What makes the program unique? A lengthy list includes the weekend program; an interdisciplinary approach (organization and management working alone and team-teaching, incorporating environmental classes); using a cohort model where students travel and learn together; the opportunity to reflect on what students learn and how to apply it; and a balance of hard-core courses and experiential learning, facilitated by a fall practicum whereby students apply what they’ve learned. This last piece, in particular, is a beneficial fit with Antioch’s ongoing connection to Stonewall Farm, a working educational farm in Keene, N.H.
In transition due to significant funding cuts, the farm currently restructured staffing and operations to reduce expenses, said Stonewall Farm’s Executive Director Kathy Harrington. To help remain on budget, Harrington concluded, “Our focus needs to be on profit centers, revenue opportunities to sustain us long term. Given the MBA’s focus is to develop revenue building projects with the earth systems in mind, it has tremendous potential benefit to Stonewall Farm.”
As part of their practicum, Antioch’s students were challenged to develop ways to increase the farm’s revenue. After meeting with dairy herdsmen, gardeners and farm staff, then brainstorming ideas, they broke into five teams, each taking on a separate project: agro-tourism potentials, commercial kitchen as an educational site, developing a local food restaurant on site, teaching and practicing sustainability and energy onsite, and a “blended model” of developing onsite resources, renewable energy, broadening membership and practicing sustainable agriculture.
After researching the commercial kitchen idea, researching restrictions on the land through the Society for Protection of N.H. Forests and investigating alternative uses for farm housing and alternative growing practices, the semester culminated in December with teams presenting their ideas to Stonewall Farm’s board and staff.
A shift in thinking

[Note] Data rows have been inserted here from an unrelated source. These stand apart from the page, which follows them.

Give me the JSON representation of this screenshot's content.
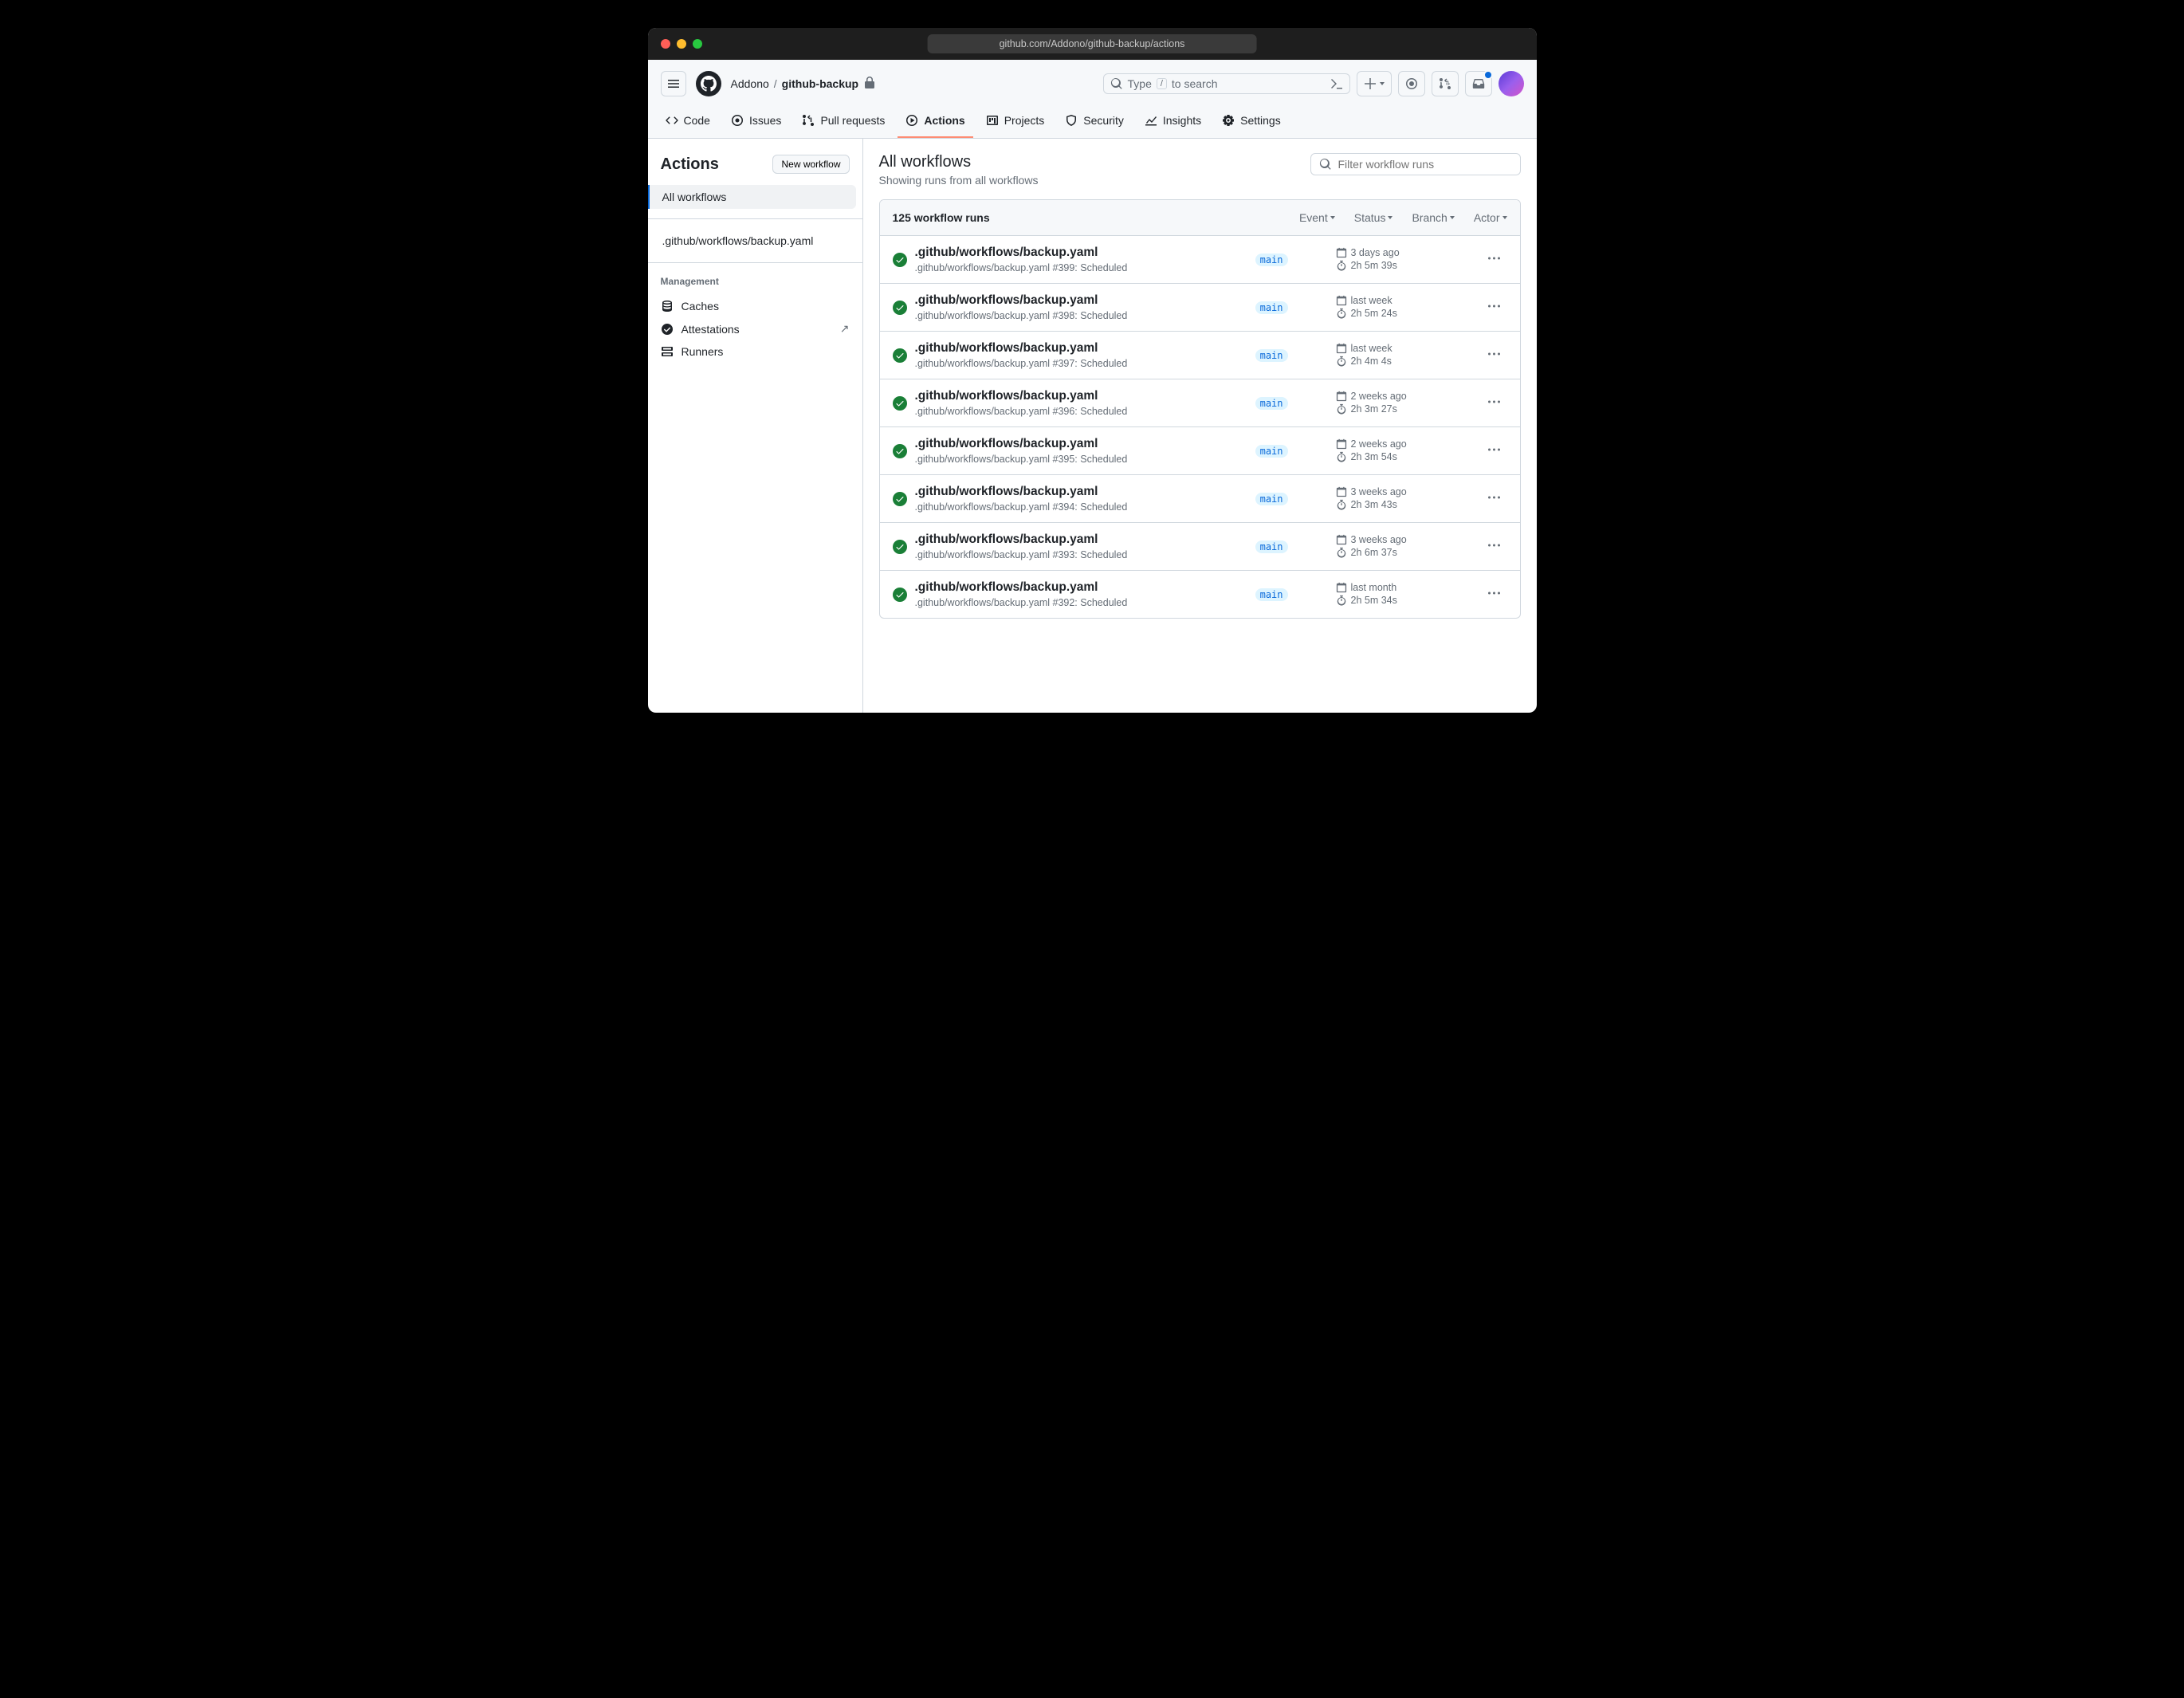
{
  "url": "github.com/Addono/github-backup/actions",
  "breadcrumb": {
    "owner": "Addono",
    "repo": "github-backup"
  },
  "search": {
    "prefix": "Type",
    "key": "/",
    "suffix": "to search"
  },
  "tabs": {
    "code": "Code",
    "issues": "Issues",
    "pull_requests": "Pull requests",
    "actions": "Actions",
    "projects": "Projects",
    "security": "Security",
    "insights": "Insights",
    "settings": "Settings"
  },
  "sidebar": {
    "title": "Actions",
    "new_workflow": "New workflow",
    "all_workflows": "All workflows",
    "workflow_item": ".github/workflows/backup.yaml",
    "management_label": "Management",
    "caches": "Caches",
    "attestations": "Attestations",
    "runners": "Runners"
  },
  "content": {
    "title": "All workflows",
    "subtitle": "Showing runs from all workflows",
    "filter_placeholder": "Filter workflow runs",
    "count": "125 workflow runs",
    "filter_event": "Event",
    "filter_status": "Status",
    "filter_branch": "Branch",
    "filter_actor": "Actor"
  },
  "runs": [
    {
      "title": ".github/workflows/backup.yaml",
      "workflow": ".github/workflows/backup.yaml",
      "num": "#399",
      "trigger": ": Scheduled",
      "branch": "main",
      "time": "3 days ago",
      "duration": "2h 5m 39s"
    },
    {
      "title": ".github/workflows/backup.yaml",
      "workflow": ".github/workflows/backup.yaml",
      "num": "#398",
      "trigger": ": Scheduled",
      "branch": "main",
      "time": "last week",
      "duration": "2h 5m 24s"
    },
    {
      "title": ".github/workflows/backup.yaml",
      "workflow": ".github/workflows/backup.yaml",
      "num": "#397",
      "trigger": ": Scheduled",
      "branch": "main",
      "time": "last week",
      "duration": "2h 4m 4s"
    },
    {
      "title": ".github/workflows/backup.yaml",
      "workflow": ".github/workflows/backup.yaml",
      "num": "#396",
      "trigger": ": Scheduled",
      "branch": "main",
      "time": "2 weeks ago",
      "duration": "2h 3m 27s"
    },
    {
      "title": ".github/workflows/backup.yaml",
      "workflow": ".github/workflows/backup.yaml",
      "num": "#395",
      "trigger": ": Scheduled",
      "branch": "main",
      "time": "2 weeks ago",
      "duration": "2h 3m 54s"
    },
    {
      "title": ".github/workflows/backup.yaml",
      "workflow": ".github/workflows/backup.yaml",
      "num": "#394",
      "trigger": ": Scheduled",
      "branch": "main",
      "time": "3 weeks ago",
      "duration": "2h 3m 43s"
    },
    {
      "title": ".github/workflows/backup.yaml",
      "workflow": ".github/workflows/backup.yaml",
      "num": "#393",
      "trigger": ": Scheduled",
      "branch": "main",
      "time": "3 weeks ago",
      "duration": "2h 6m 37s"
    },
    {
      "title": ".github/workflows/backup.yaml",
      "workflow": ".github/workflows/backup.yaml",
      "num": "#392",
      "trigger": ": Scheduled",
      "branch": "main",
      "time": "last month",
      "duration": "2h 5m 34s"
    }
  ]
}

Interest in the program is showing a shift in thinking. “A professor teaching social science research is totally in-volved. Others embedded in their industry love what they do, but they want sustainability to become part of their organization. With a rising awareness of the importance of local food, future business leaders are thinking and now fostering a closer relationship with the farmers that produce that food,” Chandler said, who is confident their MBA will provide the information to help make that shift.
She sees the program encouraging future farmers from shying away from a “quick fix.” Through collaboration, she envisions students leaving with multiple ways to solve problems.
“Our hope,” Chandler concluded, “is our students will leave here not just thinking about their organization, but where their organization fits in this web of life. It used to be people had a tiny focus in their own little, tiny world, but the first law of ecology is everything is connected to everything else.”
Fritz added, “It is a high achieving group. They all say they’ve been waiting for a program like this, that they really wanted to find something they felt they could be committed to. When they found us, they knew it was a right fit.”
The author is a freelance contributor.